## TASK DESCRIPTION
Among the lines below, which ones contain the word "Configuring"? Copy every such line.

## STORED DATA
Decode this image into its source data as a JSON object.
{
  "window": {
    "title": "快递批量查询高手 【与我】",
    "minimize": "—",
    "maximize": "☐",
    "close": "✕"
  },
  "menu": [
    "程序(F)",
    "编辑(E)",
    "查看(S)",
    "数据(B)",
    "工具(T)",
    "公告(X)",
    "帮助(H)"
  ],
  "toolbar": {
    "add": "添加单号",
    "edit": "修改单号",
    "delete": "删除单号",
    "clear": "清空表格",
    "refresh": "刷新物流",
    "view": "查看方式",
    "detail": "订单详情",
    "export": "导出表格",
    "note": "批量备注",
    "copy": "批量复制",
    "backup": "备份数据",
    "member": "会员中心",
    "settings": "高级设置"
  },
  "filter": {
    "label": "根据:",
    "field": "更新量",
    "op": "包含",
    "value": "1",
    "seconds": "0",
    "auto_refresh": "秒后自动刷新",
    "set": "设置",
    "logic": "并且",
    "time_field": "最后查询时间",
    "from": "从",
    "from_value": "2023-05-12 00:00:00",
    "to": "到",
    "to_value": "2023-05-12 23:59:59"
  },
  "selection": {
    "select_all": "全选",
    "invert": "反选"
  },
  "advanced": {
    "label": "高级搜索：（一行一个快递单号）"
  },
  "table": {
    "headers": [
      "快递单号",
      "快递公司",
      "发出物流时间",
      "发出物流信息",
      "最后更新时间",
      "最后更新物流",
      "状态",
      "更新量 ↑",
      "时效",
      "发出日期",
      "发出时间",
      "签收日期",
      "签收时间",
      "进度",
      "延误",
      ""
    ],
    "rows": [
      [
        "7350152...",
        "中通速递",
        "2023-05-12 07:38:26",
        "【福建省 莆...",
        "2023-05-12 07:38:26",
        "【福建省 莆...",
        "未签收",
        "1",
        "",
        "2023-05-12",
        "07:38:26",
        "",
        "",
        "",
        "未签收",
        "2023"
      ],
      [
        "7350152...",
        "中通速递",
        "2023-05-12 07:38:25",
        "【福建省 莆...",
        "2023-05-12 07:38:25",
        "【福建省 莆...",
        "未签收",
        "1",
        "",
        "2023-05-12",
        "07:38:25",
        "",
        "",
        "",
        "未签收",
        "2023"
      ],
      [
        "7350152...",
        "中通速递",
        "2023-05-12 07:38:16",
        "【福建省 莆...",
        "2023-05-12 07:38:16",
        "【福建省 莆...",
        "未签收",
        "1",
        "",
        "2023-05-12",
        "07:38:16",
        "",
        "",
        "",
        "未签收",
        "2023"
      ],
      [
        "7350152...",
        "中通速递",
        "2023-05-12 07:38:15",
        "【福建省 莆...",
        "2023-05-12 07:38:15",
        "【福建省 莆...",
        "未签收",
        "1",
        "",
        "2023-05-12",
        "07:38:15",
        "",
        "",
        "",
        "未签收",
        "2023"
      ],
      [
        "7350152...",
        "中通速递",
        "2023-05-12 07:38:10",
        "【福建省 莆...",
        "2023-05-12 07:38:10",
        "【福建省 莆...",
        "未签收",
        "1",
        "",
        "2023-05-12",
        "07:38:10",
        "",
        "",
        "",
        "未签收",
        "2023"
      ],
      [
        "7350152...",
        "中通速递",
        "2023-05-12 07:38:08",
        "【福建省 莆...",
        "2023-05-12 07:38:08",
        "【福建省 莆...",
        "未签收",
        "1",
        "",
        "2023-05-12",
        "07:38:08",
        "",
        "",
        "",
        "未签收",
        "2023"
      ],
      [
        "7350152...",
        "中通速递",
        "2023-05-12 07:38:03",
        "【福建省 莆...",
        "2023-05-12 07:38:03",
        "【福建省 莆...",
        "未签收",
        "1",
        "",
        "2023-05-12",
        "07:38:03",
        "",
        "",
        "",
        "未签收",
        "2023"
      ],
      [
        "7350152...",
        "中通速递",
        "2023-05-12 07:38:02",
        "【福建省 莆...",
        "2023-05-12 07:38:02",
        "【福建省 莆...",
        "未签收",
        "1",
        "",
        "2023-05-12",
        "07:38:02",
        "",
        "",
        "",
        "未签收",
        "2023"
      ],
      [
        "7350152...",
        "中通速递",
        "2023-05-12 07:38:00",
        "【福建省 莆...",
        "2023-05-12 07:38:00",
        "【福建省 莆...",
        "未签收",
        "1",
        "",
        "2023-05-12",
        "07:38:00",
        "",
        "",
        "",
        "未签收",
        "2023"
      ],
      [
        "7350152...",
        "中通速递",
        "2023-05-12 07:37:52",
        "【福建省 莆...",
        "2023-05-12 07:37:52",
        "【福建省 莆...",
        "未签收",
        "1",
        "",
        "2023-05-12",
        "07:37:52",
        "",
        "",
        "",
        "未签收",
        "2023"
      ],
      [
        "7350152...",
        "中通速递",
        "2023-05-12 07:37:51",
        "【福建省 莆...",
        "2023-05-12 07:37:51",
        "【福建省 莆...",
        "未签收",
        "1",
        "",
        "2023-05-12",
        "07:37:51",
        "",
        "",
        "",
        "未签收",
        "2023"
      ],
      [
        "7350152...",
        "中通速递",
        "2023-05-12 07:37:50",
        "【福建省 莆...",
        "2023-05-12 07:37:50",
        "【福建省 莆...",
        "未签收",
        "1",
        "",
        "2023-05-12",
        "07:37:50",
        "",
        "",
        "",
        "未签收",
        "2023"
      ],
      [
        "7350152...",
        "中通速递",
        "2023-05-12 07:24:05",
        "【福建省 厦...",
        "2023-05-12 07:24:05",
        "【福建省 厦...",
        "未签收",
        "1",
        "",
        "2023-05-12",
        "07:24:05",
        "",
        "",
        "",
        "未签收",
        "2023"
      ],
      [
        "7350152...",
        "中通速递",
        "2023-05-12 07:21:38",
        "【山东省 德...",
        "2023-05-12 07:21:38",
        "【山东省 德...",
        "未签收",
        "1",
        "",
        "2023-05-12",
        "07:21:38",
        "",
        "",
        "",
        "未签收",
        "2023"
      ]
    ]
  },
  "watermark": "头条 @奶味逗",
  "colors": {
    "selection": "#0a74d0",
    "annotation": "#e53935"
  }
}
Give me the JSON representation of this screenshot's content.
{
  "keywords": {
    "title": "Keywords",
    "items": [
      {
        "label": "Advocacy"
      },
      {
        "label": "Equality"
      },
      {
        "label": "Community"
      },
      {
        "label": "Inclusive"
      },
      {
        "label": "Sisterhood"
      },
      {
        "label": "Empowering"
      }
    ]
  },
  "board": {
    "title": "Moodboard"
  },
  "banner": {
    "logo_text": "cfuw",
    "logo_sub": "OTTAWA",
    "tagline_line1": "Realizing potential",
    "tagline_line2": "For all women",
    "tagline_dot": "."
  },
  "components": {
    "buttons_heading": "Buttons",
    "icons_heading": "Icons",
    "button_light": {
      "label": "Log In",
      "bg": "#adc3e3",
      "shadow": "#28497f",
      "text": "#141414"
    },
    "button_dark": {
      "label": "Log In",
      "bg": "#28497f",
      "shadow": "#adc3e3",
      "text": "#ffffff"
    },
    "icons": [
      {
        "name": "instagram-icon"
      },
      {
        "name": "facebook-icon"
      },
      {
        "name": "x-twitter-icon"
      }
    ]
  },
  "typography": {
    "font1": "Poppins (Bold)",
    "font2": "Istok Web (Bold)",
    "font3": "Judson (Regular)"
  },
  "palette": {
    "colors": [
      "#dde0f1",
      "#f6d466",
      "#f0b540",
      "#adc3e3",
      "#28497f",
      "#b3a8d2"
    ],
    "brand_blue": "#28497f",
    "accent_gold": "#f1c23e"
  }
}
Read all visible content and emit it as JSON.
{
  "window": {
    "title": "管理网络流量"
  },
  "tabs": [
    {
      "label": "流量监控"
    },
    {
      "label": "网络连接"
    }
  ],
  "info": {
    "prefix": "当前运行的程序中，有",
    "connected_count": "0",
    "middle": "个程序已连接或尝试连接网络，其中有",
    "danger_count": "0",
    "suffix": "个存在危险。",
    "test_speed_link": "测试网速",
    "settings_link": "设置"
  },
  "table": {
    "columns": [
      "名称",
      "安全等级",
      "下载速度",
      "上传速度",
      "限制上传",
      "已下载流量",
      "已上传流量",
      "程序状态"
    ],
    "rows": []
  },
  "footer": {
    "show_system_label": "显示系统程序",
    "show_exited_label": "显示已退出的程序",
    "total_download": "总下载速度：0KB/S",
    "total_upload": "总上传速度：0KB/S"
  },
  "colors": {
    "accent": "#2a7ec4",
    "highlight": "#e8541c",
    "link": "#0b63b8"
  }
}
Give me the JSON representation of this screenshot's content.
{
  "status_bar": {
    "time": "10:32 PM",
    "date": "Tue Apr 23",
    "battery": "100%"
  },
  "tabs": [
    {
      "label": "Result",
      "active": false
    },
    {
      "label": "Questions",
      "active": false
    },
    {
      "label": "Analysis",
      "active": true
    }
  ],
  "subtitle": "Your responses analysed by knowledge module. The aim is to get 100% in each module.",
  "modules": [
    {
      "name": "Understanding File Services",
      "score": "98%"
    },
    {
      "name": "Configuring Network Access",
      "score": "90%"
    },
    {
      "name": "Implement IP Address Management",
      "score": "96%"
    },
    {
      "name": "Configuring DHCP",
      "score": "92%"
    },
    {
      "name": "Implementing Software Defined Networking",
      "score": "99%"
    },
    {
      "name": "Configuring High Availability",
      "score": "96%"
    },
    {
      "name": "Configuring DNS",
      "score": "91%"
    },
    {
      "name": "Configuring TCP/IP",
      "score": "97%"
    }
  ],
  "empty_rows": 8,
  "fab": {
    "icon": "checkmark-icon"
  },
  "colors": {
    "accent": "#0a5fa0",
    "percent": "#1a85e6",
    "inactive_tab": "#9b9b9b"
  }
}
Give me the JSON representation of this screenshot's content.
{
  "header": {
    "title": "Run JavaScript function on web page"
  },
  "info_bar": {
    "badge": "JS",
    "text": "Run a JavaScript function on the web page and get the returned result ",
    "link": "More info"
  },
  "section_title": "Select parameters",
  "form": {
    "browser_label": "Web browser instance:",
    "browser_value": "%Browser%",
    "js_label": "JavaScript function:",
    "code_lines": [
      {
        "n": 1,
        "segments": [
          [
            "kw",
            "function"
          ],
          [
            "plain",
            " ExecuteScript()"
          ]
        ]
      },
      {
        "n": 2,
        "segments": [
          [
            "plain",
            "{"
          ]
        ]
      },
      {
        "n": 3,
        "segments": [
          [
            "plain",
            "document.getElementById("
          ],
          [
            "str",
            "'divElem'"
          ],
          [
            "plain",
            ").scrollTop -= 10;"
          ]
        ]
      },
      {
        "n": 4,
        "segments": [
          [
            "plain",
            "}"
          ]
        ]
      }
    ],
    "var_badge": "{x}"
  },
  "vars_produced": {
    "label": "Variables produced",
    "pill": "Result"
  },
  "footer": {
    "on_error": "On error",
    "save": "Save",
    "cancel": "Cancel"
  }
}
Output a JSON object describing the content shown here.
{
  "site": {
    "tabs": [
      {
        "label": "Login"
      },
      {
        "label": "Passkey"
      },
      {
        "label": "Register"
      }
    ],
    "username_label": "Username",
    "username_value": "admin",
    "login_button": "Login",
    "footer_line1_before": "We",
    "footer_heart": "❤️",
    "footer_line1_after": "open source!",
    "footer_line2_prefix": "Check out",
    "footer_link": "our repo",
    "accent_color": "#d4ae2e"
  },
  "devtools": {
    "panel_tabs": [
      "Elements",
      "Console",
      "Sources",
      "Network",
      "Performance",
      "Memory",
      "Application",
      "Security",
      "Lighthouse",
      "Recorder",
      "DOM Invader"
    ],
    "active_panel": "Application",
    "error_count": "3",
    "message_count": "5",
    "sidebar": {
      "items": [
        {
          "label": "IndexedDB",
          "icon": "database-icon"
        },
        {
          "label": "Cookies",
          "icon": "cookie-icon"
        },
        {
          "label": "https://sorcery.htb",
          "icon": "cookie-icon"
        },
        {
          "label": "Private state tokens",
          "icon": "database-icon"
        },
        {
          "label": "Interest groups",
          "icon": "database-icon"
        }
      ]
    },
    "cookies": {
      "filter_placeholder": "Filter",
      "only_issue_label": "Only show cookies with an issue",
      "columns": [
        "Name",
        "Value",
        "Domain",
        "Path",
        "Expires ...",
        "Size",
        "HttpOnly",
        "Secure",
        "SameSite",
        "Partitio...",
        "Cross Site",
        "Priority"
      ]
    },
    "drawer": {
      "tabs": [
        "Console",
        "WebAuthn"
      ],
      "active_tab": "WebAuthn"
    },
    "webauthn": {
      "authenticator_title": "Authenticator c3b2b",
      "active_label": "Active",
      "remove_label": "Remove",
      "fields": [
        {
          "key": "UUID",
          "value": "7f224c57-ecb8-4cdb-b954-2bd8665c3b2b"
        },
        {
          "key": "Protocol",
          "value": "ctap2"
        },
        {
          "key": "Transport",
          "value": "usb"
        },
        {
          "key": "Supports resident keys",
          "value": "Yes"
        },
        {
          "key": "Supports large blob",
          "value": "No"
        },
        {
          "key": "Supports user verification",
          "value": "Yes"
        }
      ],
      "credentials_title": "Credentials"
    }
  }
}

## RESULT OF THIS EXERCISE
      "name": "Configuring Network Access",
      "name": "Configuring DHCP",
      "name": "Configuring High Availability",
      "name": "Configuring DNS",
      "name": "Configuring TCP/IP",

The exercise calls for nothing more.